Preventing Frozen Pipes

Temporary Measures

* During extended periods of sub-freezing temperatures, increase thermostat settings to at least 60 deg. F throughout the home to help ensure adequate temperatures are maintained in colder spots.

* Open bathroom or kitchen cabinet doors that run along outside walls so that warmer room air can circulate through them. If you have pets or small children, be mindful of chemicals stored in cabinets.

* To prevent exterior faucets from freezing, shut them off from inside the home and drain the remaining water from the pipes. Exterior irrigation systems should be winterized.

* Still water freezes faster than running water. During periods of low usage and frigid nights, turn on a faucet from the highest point in the home (upstairs bathroom). Keep the water stream low, so that only a small amount can trickle through pipes running through colder spaces.

* If the water meter is operating but your water is not running, you may have a frozen pipe. Once the pipe thaws, it could burst. If you discover a frozen pipe, close the main water shut-off valve and call a plumber immediately.

* If you’re away from home for extended periods of time, turn off the water. This may not prevent frozen pipes, but it can significantly reduce the damage.

Permanent Measures

* Identify where the main water shut-off valve and the valve on the hot water heater are located for quick access in the event of an emergency.

*  Install an automatic water shut-off valve and close it.

* Call an emergency service restoration company to facilitate repairs and start the dry out process.

* Move undamaged items away from the affected area.

Minimize Risk To Wildfires

Last Minute Readiness (do only if time permits)

* Close all entrances to your home and other structures including windows, doors, garage doors, and vents.

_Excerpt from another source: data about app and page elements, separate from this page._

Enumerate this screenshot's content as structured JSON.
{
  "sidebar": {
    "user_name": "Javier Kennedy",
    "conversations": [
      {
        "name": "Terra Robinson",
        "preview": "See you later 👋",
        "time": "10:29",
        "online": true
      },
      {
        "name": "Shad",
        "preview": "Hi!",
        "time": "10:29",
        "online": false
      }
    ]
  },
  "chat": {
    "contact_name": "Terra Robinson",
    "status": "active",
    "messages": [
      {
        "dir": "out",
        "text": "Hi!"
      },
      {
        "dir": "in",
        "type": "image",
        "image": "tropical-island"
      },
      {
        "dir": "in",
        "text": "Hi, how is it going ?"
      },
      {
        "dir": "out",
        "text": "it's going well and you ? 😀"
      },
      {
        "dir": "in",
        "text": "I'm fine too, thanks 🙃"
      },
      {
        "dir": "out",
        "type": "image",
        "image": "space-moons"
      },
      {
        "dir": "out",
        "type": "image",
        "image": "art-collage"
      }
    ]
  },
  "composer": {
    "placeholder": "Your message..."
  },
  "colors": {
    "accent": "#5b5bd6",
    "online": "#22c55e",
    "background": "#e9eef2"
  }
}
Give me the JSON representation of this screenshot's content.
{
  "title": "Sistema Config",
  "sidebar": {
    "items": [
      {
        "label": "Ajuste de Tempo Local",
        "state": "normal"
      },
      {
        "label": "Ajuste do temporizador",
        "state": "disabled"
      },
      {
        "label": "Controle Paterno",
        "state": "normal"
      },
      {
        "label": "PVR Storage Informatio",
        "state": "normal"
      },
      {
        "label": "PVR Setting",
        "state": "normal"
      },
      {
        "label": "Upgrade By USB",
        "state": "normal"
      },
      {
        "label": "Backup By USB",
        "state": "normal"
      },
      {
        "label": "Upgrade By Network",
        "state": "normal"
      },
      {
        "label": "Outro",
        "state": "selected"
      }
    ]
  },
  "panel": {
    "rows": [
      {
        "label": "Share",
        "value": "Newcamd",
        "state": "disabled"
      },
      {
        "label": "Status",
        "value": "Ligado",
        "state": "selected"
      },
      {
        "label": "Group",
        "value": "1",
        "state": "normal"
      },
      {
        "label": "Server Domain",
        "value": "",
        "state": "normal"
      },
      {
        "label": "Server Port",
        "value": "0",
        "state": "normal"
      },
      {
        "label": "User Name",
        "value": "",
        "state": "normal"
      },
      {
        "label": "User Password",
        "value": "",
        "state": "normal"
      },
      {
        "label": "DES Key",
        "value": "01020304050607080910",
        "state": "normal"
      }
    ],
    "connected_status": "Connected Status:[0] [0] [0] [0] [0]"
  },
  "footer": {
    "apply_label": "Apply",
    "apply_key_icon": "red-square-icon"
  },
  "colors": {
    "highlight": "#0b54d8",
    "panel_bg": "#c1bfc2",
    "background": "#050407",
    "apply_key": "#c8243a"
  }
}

* Close shutters, heavy drapes, blinds, or other window coverings. Doing so helps prevent sparks blowing inside your home and igniting.

* Have tools and water accessible. Fill buckets and other bulk containers with water. Have a shovel, rake, and long water hose accessible for firefighting crews.

* Dress to protect yourself. Wear cotton/woolen clothing including long pants and long sleeve shirts, gloves and a handkerchief to protect your face.

* Turn off the residential fuel. If you use natural gas or propane turn it off at the tank or meter.

* Prepare the automobiles. Move as many vehicles as possible into the garage and close the door.

* Don’t wait until the last minute to leave. Never jeopardize the personal safety of you and your family.